In special education, where RTI is often focused, Sanger also has seen improvement. In 2004-05, the proficiency rate for that student group was 18.6 percent in English/language arts, and 23 percent in math. Last school year, those rates had risen to 36.5 percent proficiency in English/language arts, and 48 percent proficiency in math.
The California Comprehensive Center at WestEd, part of a federal network that provides assistance to the California education department to implement the NCLB law and improve student achievement, has profiled Sanger and three other California districts for having better-than-expected performance among special education students, considering the district’s demographics.
Even with the improvement in special education test scores, Sanger officials struggle with closing the achievement gap completely.
“If you exit students out of special education who can learn in a regular setting, we’re left with the kids who have really intensive needs,” said Matthew Navo, the director of pupil services for the district.” But keeping students in special education is expensive and doesn’t serve those children well, he said.

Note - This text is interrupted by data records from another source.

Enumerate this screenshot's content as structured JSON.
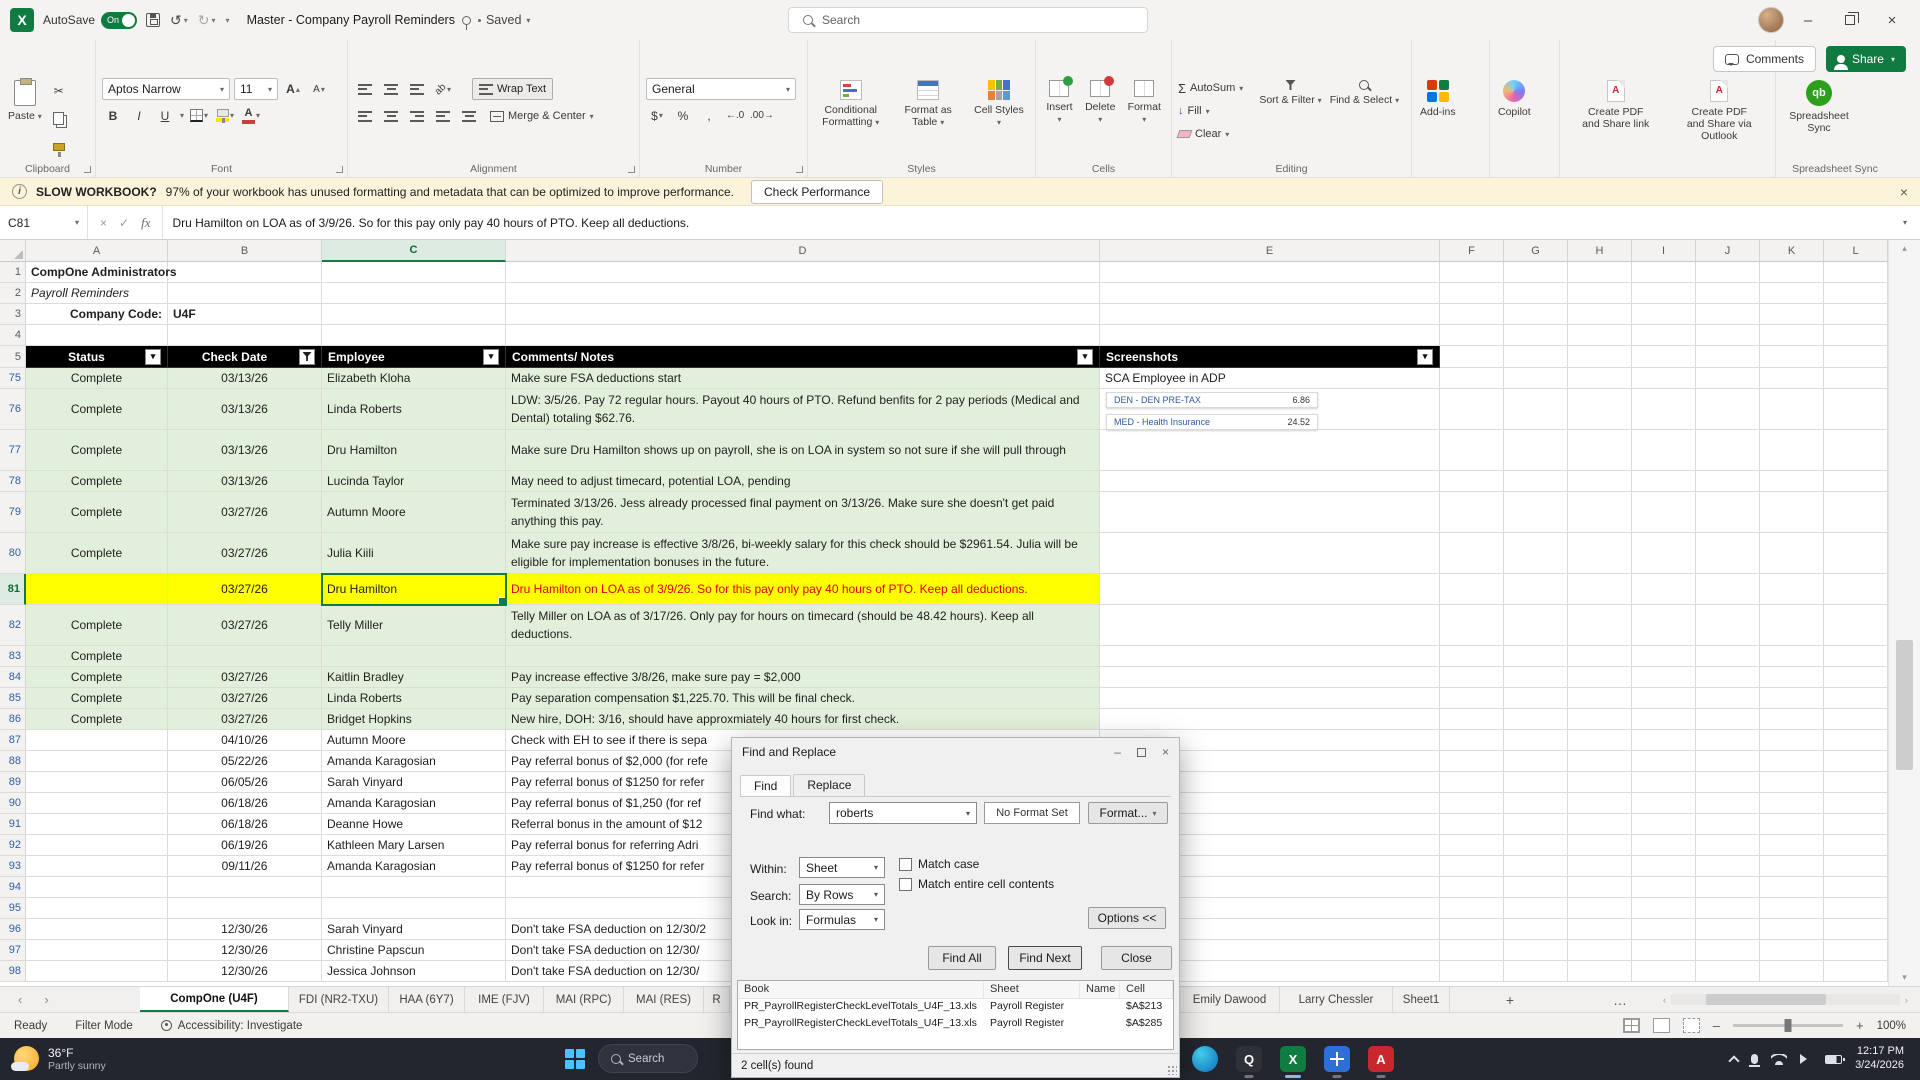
{
  "colors": {
    "excel_green": "#107C41",
    "share_green": "#0F7B41",
    "fill_green": "#E2EFDA",
    "fill_yellow": "#FFFF00",
    "note_red": "#E00000",
    "header_black": "#000000",
    "taskbar_dark": "#23262E"
  },
  "icons": {
    "caret": "▾",
    "undo": "↺",
    "redo": "↻",
    "cut": "✂",
    "close": "×",
    "minimize": "–",
    "check": "✓",
    "sigma": "Σ",
    "dollar": "$",
    "percent": "%",
    "comma": ",",
    "dec_inc": "←.0",
    "dec_dec": ".00→",
    "bold": "B",
    "italic": "I",
    "underline": "U",
    "fx": "fx",
    "a": "A",
    "up": "▴",
    "chev_l": "‹",
    "chev_r": "›",
    "plus": "+",
    "ellipsis": "…",
    "info": "i",
    "x": "X",
    "q": "Q",
    "qb": "qb",
    "pdf_a": "A",
    "arrow_down": "↓",
    "up_small": "▴",
    "down_small": "▾"
  },
  "titlebar": {
    "autosave_label": "AutoSave",
    "autosave_state": "On",
    "doc_title": "Master - Company Payroll Reminders",
    "saved": "Saved",
    "search": "Search",
    "comments": "Comments",
    "share": "Share"
  },
  "ribbon": {
    "paste": "Paste",
    "font_name": "Aptos Narrow",
    "font_size": "11",
    "wrap": "Wrap Text",
    "merge": "Merge & Center",
    "number_fmt": "General",
    "cond": "Conditional Formatting",
    "fmt_table": "Format as Table",
    "cell_styles": "Cell Styles",
    "insert": "Insert",
    "del": "Delete",
    "format": "Format",
    "autosum": "AutoSum",
    "fill": "Fill",
    "clear": "Clear",
    "sort": "Sort & Filter",
    "find": "Find & Select",
    "addins": "Add-ins",
    "copilot": "Copilot",
    "pdf1": "Create PDF and Share link",
    "pdf2": "Create PDF and Share via Outlook",
    "sync": "Spreadsheet Sync",
    "groups": {
      "clipboard": "Clipboard",
      "font": "Font",
      "align": "Alignment",
      "number": "Number",
      "styles": "Styles",
      "cells": "Cells",
      "editing": "Editing",
      "sync": "Spreadsheet Sync"
    }
  },
  "warn": {
    "bold": "SLOW WORKBOOK?",
    "text": "97% of your workbook has unused formatting and metadata that can be optimized to improve performance.",
    "btn": "Check Performance"
  },
  "fbar": {
    "ref": "C81",
    "formula": "Dru Hamilton on LOA as of 3/9/26. So for this pay only pay 40 hours of PTO. Keep all deductions."
  },
  "grid": {
    "col_letters": [
      "A",
      "B",
      "C",
      "D",
      "E",
      "F",
      "G",
      "H",
      "I",
      "J",
      "K",
      "L"
    ],
    "selected_col": "C",
    "selected_row": "81",
    "title": "CompOne Administrators",
    "subtitle": "Payroll Reminders",
    "company_label": "Company Code:",
    "company_code": "U4F",
    "headers": [
      "Status",
      "Check Date",
      "Employee",
      "Comments/ Notes",
      "Screenshots"
    ],
    "filtered_index": 1,
    "shot_title": "SCA Employee in ADP",
    "chips": [
      {
        "label": "DEN - DEN PRE-TAX",
        "value": "6.86"
      },
      {
        "label": "MED - Health Insurance",
        "value": "24.52"
      }
    ],
    "rows": [
      {
        "n": "75",
        "fill": "g",
        "status": "Complete",
        "date": "03/13/26",
        "emp": "Elizabeth Kloha",
        "notes": "Make sure FSA deductions start"
      },
      {
        "n": "76",
        "fill": "g",
        "status": "Complete",
        "date": "03/13/26",
        "emp": "Linda Roberts",
        "notes": "LDW: 3/5/26. Pay 72 regular hours. Payout 40 hours of PTO. Refund benfits for 2 pay periods (Medical and Dental) totaling $62.76."
      },
      {
        "n": "77",
        "fill": "g",
        "status": "Complete",
        "date": "03/13/26",
        "emp": "Dru Hamilton",
        "notes": "Make sure Dru Hamilton shows up on payroll, she is on LOA in system so not sure if she will pull through"
      },
      {
        "n": "78",
        "fill": "g",
        "status": "Complete",
        "date": "03/13/26",
        "emp": "Lucinda Taylor",
        "notes": "May need to adjust timecard, potential LOA, pending"
      },
      {
        "n": "79",
        "fill": "g",
        "status": "Complete",
        "date": "03/27/26",
        "emp": "Autumn Moore",
        "notes": "Terminated 3/13/26. Jess already processed final payment on 3/13/26. Make sure she doesn't get paid anything this pay."
      },
      {
        "n": "80",
        "fill": "g",
        "status": "Complete",
        "date": "03/27/26",
        "emp": "Julia Kiili",
        "notes": "Make sure pay increase is effective 3/8/26, bi-weekly salary for this check should be $2961.54. Julia will be eligible for implementation bonuses in the future."
      },
      {
        "n": "81",
        "fill": "y",
        "status": "",
        "date": "03/27/26",
        "emp": "Dru Hamilton",
        "notes": "Dru Hamilton on LOA as of 3/9/26. So for this pay only pay 40 hours of PTO. Keep all deductions.",
        "red": true,
        "sel": true
      },
      {
        "n": "82",
        "fill": "g",
        "status": "Complete",
        "date": "03/27/26",
        "emp": "Telly Miller",
        "notes": "Telly Miller on LOA as of 3/17/26. Only pay for hours on timecard (should be 48.42 hours). Keep all deductions."
      },
      {
        "n": "83",
        "fill": "g",
        "status": "Complete",
        "date": "",
        "emp": "",
        "notes": ""
      },
      {
        "n": "84",
        "fill": "g",
        "status": "Complete",
        "date": "03/27/26",
        "emp": "Kaitlin Bradley",
        "notes": "Pay increase effective 3/8/26, make sure pay = $2,000"
      },
      {
        "n": "85",
        "fill": "g",
        "status": "Complete",
        "date": "03/27/26",
        "emp": "Linda Roberts",
        "notes": "Pay separation compensation $1,225.70. This will be final check."
      },
      {
        "n": "86",
        "fill": "g",
        "status": "Complete",
        "date": "03/27/26",
        "emp": "Bridget Hopkins",
        "notes": "New hire, DOH: 3/16, should have approxmiately 40 hours for first check."
      },
      {
        "n": "87",
        "fill": "",
        "status": "",
        "date": "04/10/26",
        "emp": "Autumn Moore",
        "notes": "Check with EH to see if there is sepa"
      },
      {
        "n": "88",
        "fill": "",
        "status": "",
        "date": "05/22/26",
        "emp": "Amanda Karagosian",
        "notes": "Pay referral bonus of $2,000 (for refe"
      },
      {
        "n": "89",
        "fill": "",
        "status": "",
        "date": "06/05/26",
        "emp": "Sarah Vinyard",
        "notes": "Pay referral bonus of $1250 for refer"
      },
      {
        "n": "90",
        "fill": "",
        "status": "",
        "date": "06/18/26",
        "emp": "Amanda Karagosian",
        "notes": "Pay referral bonus of $1,250 (for ref"
      },
      {
        "n": "91",
        "fill": "",
        "status": "",
        "date": "06/18/26",
        "emp": "Deanne Howe",
        "notes": "Referral bonus in the amount of $12"
      },
      {
        "n": "92",
        "fill": "",
        "status": "",
        "date": "06/19/26",
        "emp": "Kathleen Mary Larsen",
        "notes": "Pay referral bonus for referring Adri"
      },
      {
        "n": "93",
        "fill": "",
        "status": "",
        "date": "09/11/26",
        "emp": "Amanda Karagosian",
        "notes": "Pay referral bonus of $1250 for refer"
      },
      {
        "n": "94",
        "fill": "",
        "status": "",
        "date": "",
        "emp": "",
        "notes": ""
      },
      {
        "n": "95",
        "fill": "",
        "status": "",
        "date": "",
        "emp": "",
        "notes": ""
      },
      {
        "n": "96",
        "fill": "",
        "status": "",
        "date": "12/30/26",
        "emp": "Sarah Vinyard",
        "notes": "Don't take FSA deduction on 12/30/2"
      },
      {
        "n": "97",
        "fill": "",
        "status": "",
        "date": "12/30/26",
        "emp": "Christine Papscun",
        "notes": "Don't take FSA deduction on 12/30/"
      },
      {
        "n": "98",
        "fill": "",
        "status": "",
        "date": "12/30/26",
        "emp": "Jessica Johnson",
        "notes": "Don't take FSA deduction on 12/30/"
      }
    ]
  },
  "dialog": {
    "title": "Find and Replace",
    "tab_find": "Find",
    "tab_replace": "Replace",
    "find_what": "Find what:",
    "find_value": "roberts",
    "no_format": "No Format Set",
    "format_btn": "Format...",
    "within": "Within:",
    "within_v": "Sheet",
    "search": "Search:",
    "search_v": "By Rows",
    "look": "Look in:",
    "look_v": "Formulas",
    "match_case": "Match case",
    "match_entire": "Match entire cell contents",
    "options": "Options <<",
    "find_all": "Find All",
    "find_next": "Find Next",
    "close_btn": "Close",
    "cols": [
      "Book",
      "Sheet",
      "Name",
      "Cell"
    ],
    "results": [
      {
        "book": "PR_PayrollRegisterCheckLevelTotals_U4F_13.xls",
        "sheet": "Payroll Register",
        "name": "",
        "cell": "$A$213"
      },
      {
        "book": "PR_PayrollRegisterCheckLevelTotals_U4F_13.xls",
        "sheet": "Payroll Register",
        "name": "",
        "cell": "$A$285"
      }
    ],
    "status": "2 cell(s) found"
  },
  "sheet_tabs": {
    "tabs": [
      "CompOne (U4F)",
      "FDI (NR2-TXU)",
      "HAA (6Y7)",
      "IME (FJV)",
      "MAI (RPC)",
      "MAI (RES)",
      "R",
      "Emily Dawood",
      "Larry Chessler",
      "Sheet1"
    ],
    "active_index": 0
  },
  "status_bar": {
    "ready": "Ready",
    "filter": "Filter Mode",
    "access": "Accessibility: Investigate",
    "zoom": "100%"
  },
  "taskbar": {
    "temp": "36°F",
    "desc": "Partly sunny",
    "search": "Search",
    "time": "12:17 PM",
    "date": "3/24/2026"
  }
}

The district credits the reform effort for reducing “encroachment,” a term for when the district has to draw from general funds to pay for special programs. W. Richard Smith, Sanger’s deputy superintendent, says that encroachment was reduced by $640,000 in the first three years of the initiative.
Sanger still is working on how to incorporate RTI into a process for identifying students who possibly have learning disabilities. The idea, which introduced response to intervention to federal education law, says that states can allow districts to use RTI as part of a special education evaluation. The federal Education Department since has issued guidance clarifying that RTI cannot be the only method that a school uses to make such a determination, but it can be part of a comprehensive evaluation.
This year, Sanger is piloting at two elementary schools an identification process that includes RTI. District administrators said they want to avoid a situation where a student might be considered learning disabled in one school, but not another, because of differing RTI practices. Eventually, some interventions, and the length of time that students spend in them, will look similar districtwide, say central office staff.
District officials do say that RTI has cut down on special education referrals. “We’re constantly problem-solving,” said Elizabeth Dobrinen, an intervention teacher at Madison Elementary School in the district. “If this program doesn’t work, it doesn’t mean we’re on the way to special education. It might mean we haven’t gotten quite the right thing for every kid.”
Time will tell what happens to those students as they move through middle school and high school. Sanger staff members say that the process will continue to adapt to the changing needs of its students.
“I’m sorry, but business as usual is not doing the job for our kids,” Superintendent Johnson said. “We’ve created a support structure where it’s harder for a child to fail than it is for them to succeed in our system.”
Vol. 30, Issue 22, Pages s6,s7,s8